WHAT TO WORK ON ->
Scan the entries below. List each line with "maven".

Entries taken from a collection
- Opening Delimiter -

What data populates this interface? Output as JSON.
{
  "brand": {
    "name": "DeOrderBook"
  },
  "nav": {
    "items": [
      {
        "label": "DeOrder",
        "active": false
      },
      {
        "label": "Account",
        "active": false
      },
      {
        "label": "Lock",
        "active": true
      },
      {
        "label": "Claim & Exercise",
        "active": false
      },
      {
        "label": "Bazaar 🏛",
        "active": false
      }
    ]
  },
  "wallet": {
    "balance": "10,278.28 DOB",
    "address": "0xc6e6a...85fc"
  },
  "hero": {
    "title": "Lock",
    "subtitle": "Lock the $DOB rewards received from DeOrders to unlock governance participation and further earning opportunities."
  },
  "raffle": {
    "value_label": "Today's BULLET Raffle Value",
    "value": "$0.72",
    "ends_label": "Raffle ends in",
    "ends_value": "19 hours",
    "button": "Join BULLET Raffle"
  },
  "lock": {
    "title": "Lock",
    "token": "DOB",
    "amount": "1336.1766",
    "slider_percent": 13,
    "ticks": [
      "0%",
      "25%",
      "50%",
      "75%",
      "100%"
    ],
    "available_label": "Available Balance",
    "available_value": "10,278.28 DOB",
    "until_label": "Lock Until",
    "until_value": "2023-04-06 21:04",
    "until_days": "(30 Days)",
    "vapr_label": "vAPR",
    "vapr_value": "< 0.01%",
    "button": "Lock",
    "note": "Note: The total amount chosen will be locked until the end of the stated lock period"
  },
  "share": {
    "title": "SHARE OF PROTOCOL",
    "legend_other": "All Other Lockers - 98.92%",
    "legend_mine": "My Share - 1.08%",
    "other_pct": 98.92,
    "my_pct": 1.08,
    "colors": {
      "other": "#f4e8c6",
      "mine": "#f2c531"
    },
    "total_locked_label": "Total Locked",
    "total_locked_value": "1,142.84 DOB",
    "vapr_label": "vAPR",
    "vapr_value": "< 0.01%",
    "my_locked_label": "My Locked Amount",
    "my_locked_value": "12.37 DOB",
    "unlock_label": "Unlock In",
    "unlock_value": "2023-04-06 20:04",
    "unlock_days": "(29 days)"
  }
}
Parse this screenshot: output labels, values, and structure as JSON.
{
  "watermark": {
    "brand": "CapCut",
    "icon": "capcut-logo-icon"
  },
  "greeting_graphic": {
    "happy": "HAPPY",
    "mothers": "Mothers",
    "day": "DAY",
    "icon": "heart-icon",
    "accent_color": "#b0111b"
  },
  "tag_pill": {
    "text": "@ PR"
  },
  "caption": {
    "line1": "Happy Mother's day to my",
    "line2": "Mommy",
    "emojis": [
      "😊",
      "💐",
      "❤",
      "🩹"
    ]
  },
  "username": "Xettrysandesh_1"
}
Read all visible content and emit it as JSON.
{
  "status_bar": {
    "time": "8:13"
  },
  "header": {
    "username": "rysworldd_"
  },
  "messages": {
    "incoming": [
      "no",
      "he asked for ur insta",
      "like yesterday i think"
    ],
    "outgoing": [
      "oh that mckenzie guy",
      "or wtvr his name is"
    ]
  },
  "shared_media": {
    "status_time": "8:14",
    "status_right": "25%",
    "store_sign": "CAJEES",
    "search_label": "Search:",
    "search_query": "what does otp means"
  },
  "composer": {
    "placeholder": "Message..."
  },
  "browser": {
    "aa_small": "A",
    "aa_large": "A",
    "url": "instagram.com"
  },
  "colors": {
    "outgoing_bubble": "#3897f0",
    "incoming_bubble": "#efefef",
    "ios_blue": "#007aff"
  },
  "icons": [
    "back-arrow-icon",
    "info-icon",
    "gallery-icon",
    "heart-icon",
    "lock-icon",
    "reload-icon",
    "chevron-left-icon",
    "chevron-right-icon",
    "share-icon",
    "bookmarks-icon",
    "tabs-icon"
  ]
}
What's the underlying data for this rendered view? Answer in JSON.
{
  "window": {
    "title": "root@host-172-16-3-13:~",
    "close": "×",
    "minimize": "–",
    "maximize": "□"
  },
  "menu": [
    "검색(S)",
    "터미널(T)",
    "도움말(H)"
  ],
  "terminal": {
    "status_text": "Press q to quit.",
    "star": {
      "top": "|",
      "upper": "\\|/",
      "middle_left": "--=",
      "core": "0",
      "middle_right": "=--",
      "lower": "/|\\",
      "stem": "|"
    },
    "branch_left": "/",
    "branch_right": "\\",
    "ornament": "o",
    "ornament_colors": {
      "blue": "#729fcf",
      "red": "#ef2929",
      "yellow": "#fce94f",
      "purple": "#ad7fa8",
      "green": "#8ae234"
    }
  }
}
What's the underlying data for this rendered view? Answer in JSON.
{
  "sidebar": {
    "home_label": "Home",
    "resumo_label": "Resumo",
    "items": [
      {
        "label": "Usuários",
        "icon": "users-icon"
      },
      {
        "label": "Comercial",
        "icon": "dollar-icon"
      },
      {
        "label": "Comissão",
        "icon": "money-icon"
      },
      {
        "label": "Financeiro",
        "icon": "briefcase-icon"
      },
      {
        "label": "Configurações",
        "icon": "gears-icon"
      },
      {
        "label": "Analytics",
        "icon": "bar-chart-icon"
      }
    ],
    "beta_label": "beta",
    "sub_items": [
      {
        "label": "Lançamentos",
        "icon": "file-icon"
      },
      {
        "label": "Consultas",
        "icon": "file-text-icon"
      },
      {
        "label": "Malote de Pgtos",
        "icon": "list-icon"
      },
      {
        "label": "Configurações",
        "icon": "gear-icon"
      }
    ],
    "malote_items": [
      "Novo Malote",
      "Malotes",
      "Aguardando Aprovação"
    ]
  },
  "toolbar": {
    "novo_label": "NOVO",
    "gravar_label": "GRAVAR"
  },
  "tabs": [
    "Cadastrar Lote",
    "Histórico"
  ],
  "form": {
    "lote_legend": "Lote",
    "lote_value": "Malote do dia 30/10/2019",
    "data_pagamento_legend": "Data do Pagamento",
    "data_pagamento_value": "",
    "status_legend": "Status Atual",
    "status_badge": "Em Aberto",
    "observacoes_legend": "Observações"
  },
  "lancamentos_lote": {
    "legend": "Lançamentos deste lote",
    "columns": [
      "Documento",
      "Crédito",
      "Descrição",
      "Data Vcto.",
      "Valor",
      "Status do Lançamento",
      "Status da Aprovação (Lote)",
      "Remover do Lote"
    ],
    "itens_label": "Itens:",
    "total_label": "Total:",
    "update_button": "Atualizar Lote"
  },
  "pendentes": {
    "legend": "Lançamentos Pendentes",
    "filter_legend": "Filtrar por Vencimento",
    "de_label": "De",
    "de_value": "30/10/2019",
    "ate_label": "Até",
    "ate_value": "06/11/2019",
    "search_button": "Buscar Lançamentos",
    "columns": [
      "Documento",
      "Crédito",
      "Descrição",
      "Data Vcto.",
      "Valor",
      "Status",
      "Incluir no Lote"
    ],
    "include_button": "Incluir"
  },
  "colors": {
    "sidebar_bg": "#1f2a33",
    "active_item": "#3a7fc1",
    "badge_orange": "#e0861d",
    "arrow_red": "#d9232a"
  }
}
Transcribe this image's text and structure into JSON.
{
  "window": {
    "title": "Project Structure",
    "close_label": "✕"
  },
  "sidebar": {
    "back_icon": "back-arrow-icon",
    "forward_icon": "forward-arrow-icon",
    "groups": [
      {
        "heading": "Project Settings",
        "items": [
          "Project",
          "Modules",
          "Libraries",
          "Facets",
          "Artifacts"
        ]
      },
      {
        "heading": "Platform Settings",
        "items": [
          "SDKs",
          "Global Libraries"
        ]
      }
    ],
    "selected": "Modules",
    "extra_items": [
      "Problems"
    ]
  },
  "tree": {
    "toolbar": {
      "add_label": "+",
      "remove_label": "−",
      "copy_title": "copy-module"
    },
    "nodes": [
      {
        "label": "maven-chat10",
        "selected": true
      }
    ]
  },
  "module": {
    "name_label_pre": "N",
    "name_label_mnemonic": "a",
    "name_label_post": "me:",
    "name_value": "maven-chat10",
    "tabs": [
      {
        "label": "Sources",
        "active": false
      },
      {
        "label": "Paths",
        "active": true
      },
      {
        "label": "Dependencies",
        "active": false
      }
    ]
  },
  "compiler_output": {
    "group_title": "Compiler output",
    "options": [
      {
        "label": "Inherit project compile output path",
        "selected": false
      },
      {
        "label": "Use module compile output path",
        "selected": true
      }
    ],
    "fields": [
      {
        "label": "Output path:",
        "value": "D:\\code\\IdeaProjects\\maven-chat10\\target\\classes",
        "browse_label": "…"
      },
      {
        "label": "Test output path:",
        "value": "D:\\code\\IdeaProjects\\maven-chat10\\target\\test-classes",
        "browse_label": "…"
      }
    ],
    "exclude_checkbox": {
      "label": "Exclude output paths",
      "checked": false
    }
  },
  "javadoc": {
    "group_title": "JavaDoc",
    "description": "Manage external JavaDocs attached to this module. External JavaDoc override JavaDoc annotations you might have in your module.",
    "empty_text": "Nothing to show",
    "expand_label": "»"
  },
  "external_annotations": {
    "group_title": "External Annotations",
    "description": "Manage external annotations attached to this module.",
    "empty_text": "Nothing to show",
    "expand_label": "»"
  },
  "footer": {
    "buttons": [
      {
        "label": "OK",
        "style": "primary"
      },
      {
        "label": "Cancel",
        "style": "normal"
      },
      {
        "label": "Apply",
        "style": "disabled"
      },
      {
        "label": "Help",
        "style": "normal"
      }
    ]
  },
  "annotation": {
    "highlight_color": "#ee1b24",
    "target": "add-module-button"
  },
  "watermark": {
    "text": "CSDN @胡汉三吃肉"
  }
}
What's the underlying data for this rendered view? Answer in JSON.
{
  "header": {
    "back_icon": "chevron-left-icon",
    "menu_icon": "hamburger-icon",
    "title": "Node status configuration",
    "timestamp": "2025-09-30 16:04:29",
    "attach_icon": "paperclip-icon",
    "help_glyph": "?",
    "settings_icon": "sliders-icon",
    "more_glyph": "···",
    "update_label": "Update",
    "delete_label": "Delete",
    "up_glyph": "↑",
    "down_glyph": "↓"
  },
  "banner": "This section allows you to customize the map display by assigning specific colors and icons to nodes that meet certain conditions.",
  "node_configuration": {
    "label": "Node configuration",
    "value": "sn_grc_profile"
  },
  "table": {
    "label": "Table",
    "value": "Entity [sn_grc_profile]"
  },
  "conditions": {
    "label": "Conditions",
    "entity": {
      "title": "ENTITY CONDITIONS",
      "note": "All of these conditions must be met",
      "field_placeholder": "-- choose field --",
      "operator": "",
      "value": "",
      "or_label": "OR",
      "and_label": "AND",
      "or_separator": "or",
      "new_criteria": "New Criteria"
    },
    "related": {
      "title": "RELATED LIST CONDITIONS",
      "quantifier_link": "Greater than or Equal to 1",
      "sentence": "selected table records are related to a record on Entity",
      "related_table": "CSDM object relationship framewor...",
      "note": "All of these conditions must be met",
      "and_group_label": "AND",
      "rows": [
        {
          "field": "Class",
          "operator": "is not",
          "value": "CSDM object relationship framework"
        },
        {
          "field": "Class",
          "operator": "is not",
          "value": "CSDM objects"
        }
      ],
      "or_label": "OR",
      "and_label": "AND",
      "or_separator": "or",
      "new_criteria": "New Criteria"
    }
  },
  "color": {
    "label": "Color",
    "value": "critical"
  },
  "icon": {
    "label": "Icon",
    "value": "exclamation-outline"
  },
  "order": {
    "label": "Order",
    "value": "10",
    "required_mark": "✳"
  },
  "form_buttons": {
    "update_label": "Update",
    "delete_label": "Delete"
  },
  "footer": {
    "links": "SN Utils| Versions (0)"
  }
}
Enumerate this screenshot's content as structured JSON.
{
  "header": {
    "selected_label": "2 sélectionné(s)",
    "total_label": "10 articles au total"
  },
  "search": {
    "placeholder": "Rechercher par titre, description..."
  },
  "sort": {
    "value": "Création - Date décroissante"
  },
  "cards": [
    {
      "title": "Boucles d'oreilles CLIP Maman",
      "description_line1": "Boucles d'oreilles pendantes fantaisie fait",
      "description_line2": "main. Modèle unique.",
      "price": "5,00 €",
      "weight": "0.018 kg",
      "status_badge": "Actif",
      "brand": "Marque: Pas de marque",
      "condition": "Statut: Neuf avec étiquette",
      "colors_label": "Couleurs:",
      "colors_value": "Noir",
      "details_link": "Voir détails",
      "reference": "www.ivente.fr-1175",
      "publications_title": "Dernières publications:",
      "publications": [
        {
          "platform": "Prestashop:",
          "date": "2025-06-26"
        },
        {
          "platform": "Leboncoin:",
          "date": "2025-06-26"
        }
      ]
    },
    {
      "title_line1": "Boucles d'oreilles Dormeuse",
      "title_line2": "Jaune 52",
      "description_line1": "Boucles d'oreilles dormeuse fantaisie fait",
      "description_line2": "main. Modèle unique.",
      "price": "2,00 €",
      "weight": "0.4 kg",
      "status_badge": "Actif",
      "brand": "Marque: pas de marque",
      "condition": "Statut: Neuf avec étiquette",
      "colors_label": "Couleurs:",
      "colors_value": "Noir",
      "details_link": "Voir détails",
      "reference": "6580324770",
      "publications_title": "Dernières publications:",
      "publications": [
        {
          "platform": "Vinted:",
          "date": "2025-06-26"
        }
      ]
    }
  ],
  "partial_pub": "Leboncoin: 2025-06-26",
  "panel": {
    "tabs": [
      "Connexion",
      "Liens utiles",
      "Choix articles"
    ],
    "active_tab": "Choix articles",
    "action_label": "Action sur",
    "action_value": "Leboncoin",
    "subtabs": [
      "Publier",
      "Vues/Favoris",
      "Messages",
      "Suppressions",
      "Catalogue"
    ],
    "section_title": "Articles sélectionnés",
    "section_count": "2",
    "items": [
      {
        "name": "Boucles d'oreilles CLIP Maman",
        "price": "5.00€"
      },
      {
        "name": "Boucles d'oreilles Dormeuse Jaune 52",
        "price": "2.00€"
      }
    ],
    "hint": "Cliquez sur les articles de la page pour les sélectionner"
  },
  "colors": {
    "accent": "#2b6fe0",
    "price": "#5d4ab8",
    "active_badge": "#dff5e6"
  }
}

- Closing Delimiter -

FINISHED TASK ->
        "label": "maven-chat10",
    "name_value": "maven-chat10",
        "value": "D:\\code\\IdeaProjects\\maven-chat10\\target\\classes",
        "value": "D:\\code\\IdeaProjects\\maven-chat10\\target\\test-classes",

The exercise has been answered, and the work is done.